• Exercise details
Run through the records and, wherever a line holds the word "Active", return that line.
Start of Records to use
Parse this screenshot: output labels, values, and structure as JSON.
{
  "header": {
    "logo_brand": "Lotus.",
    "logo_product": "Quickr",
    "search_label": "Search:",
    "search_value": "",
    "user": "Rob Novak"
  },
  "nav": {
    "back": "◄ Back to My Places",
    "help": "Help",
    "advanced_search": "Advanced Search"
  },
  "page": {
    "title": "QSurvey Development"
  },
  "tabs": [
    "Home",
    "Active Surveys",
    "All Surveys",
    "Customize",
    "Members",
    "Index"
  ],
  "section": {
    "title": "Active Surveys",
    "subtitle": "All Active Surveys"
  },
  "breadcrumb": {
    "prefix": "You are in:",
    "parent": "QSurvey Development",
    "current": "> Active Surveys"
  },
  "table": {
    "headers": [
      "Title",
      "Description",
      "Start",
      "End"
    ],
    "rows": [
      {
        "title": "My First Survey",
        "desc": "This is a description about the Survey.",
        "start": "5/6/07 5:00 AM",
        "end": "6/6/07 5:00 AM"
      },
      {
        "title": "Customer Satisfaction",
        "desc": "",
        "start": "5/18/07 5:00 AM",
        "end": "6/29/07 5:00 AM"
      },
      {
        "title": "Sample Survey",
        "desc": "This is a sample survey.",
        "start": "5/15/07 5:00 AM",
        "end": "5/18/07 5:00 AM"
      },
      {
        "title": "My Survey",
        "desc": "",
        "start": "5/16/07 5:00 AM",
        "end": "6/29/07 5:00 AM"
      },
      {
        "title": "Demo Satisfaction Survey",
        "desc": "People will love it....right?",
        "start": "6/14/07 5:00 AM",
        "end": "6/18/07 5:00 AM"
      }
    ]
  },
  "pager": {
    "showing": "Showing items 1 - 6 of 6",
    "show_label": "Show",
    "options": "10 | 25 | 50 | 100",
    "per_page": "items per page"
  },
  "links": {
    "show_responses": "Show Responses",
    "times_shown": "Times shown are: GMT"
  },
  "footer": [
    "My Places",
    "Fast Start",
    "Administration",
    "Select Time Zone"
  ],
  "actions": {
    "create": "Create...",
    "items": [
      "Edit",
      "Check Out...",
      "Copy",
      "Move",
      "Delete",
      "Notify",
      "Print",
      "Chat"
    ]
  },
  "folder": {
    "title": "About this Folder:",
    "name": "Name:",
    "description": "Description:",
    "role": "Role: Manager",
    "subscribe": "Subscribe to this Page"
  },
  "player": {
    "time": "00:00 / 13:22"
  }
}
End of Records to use
• Result
    "Active Surveys",
    "title": "Active Surveys",
    "subtitle": "All Active Surveys"
    "current": "> Active Surveys"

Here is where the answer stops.